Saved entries
*** Begin section ***
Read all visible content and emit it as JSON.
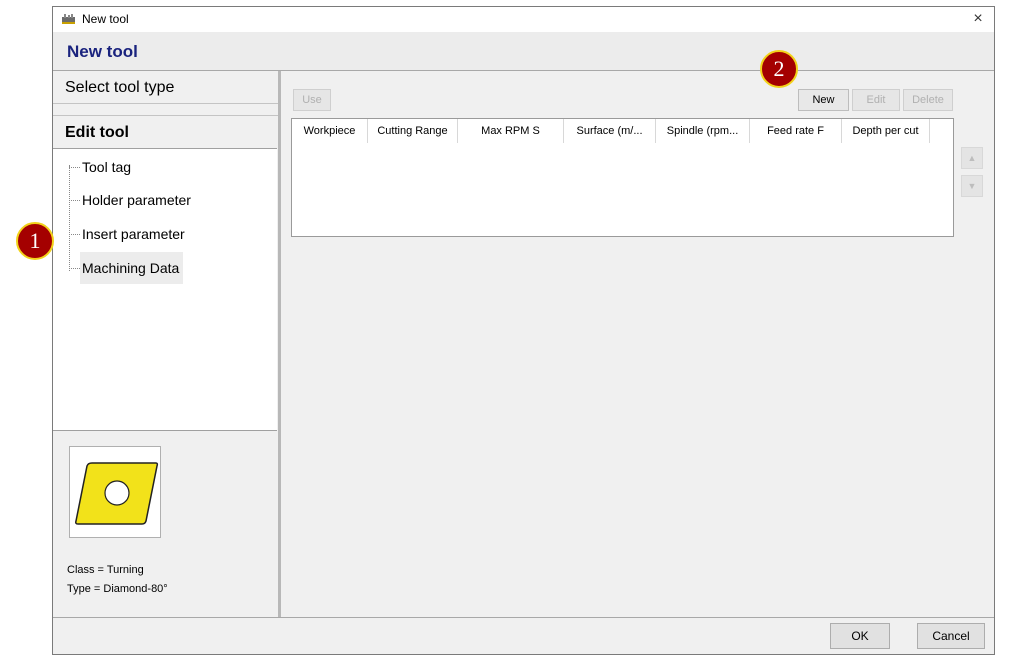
{
  "window": {
    "title": "New tool",
    "heading": "New tool",
    "close_glyph": "×",
    "app_icon": "toolbox-icon"
  },
  "steps": [
    {
      "label": "Select tool type"
    },
    {
      "label": "Edit tool"
    }
  ],
  "tree": {
    "items": [
      {
        "label": "Tool tag"
      },
      {
        "label": "Holder parameter"
      },
      {
        "label": "Insert parameter"
      },
      {
        "label": "Machining Data"
      }
    ]
  },
  "tool_preview": {
    "icon": "diamond-insert-icon",
    "fill_color": "#f2e21a",
    "class_text": "Class = Turning",
    "type_text": "Type = Diamond-80°"
  },
  "toolbar": {
    "use_label": "Use",
    "new_label": "New",
    "edit_label": "Edit",
    "delete_label": "Delete"
  },
  "table": {
    "columns": [
      "Workpiece",
      "Cutting Range",
      "Max RPM S",
      "Surface (m/...",
      "Spindle (rpm...",
      "Feed rate F",
      "Depth per cut"
    ],
    "rows": []
  },
  "side_buttons": {
    "up_icon": "arrow-up-icon",
    "down_icon": "arrow-down-icon",
    "up_glyph": "▲",
    "down_glyph": "▼"
  },
  "footer": {
    "ok_label": "OK",
    "cancel_label": "Cancel"
  },
  "annotations": [
    {
      "label": "1"
    },
    {
      "label": "2"
    }
  ],
  "colors": {
    "heading": "#1a237e",
    "badge_fill": "#a40000",
    "badge_ring": "#f2d21a"
  }
}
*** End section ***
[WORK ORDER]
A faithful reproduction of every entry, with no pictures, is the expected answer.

[EXERCISE ANSWER]
Read all visible content and emit it as JSON.
{
  "window": {
    "title": "New tool",
    "heading": "New tool",
    "close_glyph": "×",
    "app_icon": "toolbox-icon"
  },
  "steps": [
    {
      "label": "Select tool type"
    },
    {
      "label": "Edit tool"
    }
  ],
  "tree": {
    "items": [
      {
        "label": "Tool tag"
      },
      {
        "label": "Holder parameter"
      },
      {
        "label": "Insert parameter"
      },
      {
        "label": "Machining Data"
      }
    ]
  },
  "tool_preview": {
    "icon": "diamond-insert-icon",
    "fill_color": "#f2e21a",
    "class_text": "Class = Turning",
    "type_text": "Type = Diamond-80°"
  },
  "toolbar": {
    "use_label": "Use",
    "new_label": "New",
    "edit_label": "Edit",
    "delete_label": "Delete"
  },
  "table": {
    "columns": [
      "Workpiece",
      "Cutting Range",
      "Max RPM S",
      "Surface (m/...",
      "Spindle (rpm...",
      "Feed rate F",
      "Depth per cut"
    ],
    "rows": []
  },
  "side_buttons": {
    "up_icon": "arrow-up-icon",
    "down_icon": "arrow-down-icon",
    "up_glyph": "▲",
    "down_glyph": "▼"
  },
  "footer": {
    "ok_label": "OK",
    "cancel_label": "Cancel"
  },
  "annotations": [
    {
      "label": "1"
    },
    {
      "label": "2"
    }
  ],
  "colors": {
    "heading": "#1a237e",
    "badge_fill": "#a40000",
    "badge_ring": "#f2d21a"
  }
}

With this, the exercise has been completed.